[Problem statement] Report the count of lines below in which the string "Explorers" occurs; include nothing else.

◆ ◆ ◆ ◆ ◆

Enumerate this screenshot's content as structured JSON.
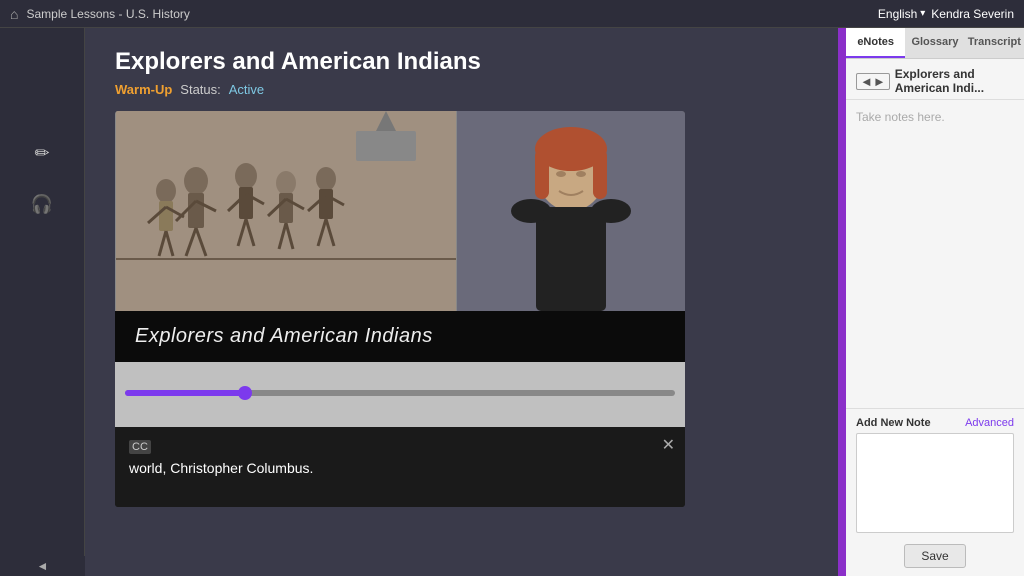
{
  "topbar": {
    "breadcrumb": "Sample Lessons - U.S. History",
    "language": "English",
    "username": "Kendra Severin"
  },
  "lesson": {
    "title": "Explorers and American Indians",
    "warm_up_label": "Warm-Up",
    "status_label": "Status:",
    "status_value": "Active",
    "video_title_overlay": "Explorers and American Indians"
  },
  "caption": {
    "icon_label": "CC",
    "text": "world, Christopher Columbus.",
    "close_icon": "✕"
  },
  "tabs": {
    "enotes": "eNotes",
    "glossary": "Glossary",
    "transcript": "Transcript"
  },
  "notes_panel": {
    "collapse_label": "◄►",
    "title": "Explorers and American Indi...",
    "placeholder": "Take notes here.",
    "add_note_label": "Add New Note",
    "advanced_label": "Advanced",
    "save_label": "Save"
  },
  "sidebar": {
    "pencil_icon": "✏",
    "headphone_icon": "🎧"
  },
  "icons": {
    "home": "⌂",
    "chevron_down": "▾",
    "close": "✕",
    "back_arrow": "◄"
  }
}
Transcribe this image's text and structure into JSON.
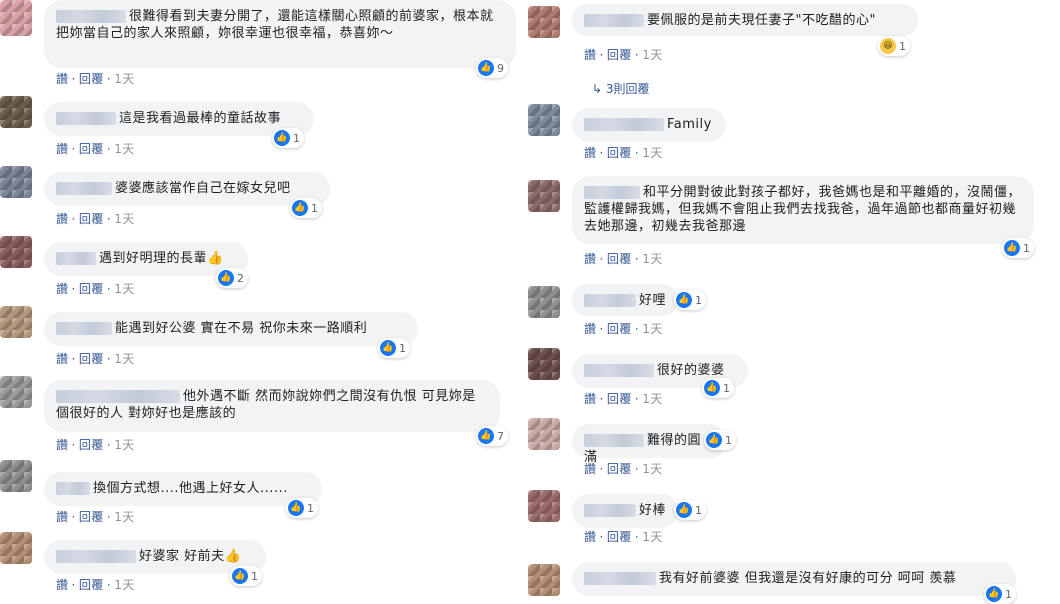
{
  "actions": {
    "like": "讚",
    "reply": "回覆",
    "sep": "·",
    "time": "1天"
  },
  "left": [
    {
      "text": "很難得看到夫妻分開了，還能這樣關心照顧的前婆家，根本就把妳當自己的家人來照顧，妳很幸運也很幸福，恭喜妳～",
      "reactions": "9"
    },
    {
      "text": "這是我看過最棒的童話故事",
      "reactions": "1"
    },
    {
      "text": "婆婆應該當作自己在嫁女兒吧",
      "reactions": "1"
    },
    {
      "text": "遇到好明理的長輩👍",
      "reactions": "2"
    },
    {
      "text": "能遇到好公婆 實在不易 祝你未來一路順利",
      "reactions": "1"
    },
    {
      "text": "他外遇不斷 然而妳說妳們之間沒有仇恨 可見妳是個很好的人 對妳好也是應該的",
      "reactions": "7"
    },
    {
      "text": "換個方式想....他遇上好女人......",
      "reactions": "1"
    },
    {
      "text": "好婆家 好前夫👍",
      "reactions": "1"
    }
  ],
  "right": [
    {
      "text": "要佩服的是前夫現任妻子\"不吃醋的心\"",
      "reactions": "1"
    },
    {
      "replies_link": "3則回覆"
    },
    {
      "text": "Family",
      "reactions": ""
    },
    {
      "text": "和平分開對彼此對孩子都好，我爸媽也是和平離婚的，沒鬧僵，監護權歸我媽，但我媽不會阻止我們去找我爸，過年過節也都商量好初幾去她那邊，初幾去我爸那邊",
      "reactions": "1"
    },
    {
      "text": "好哩",
      "reactions": "1"
    },
    {
      "text": "很好的婆婆",
      "reactions": "1"
    },
    {
      "text": "難得的圓滿",
      "reactions": "1"
    },
    {
      "text": "好棒",
      "reactions": "1"
    },
    {
      "text": "我有好前婆婆 但我還是沒有好康的可分 呵呵 羨慕",
      "reactions": "1"
    }
  ]
}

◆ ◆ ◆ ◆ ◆

[Solution to the exercise] 3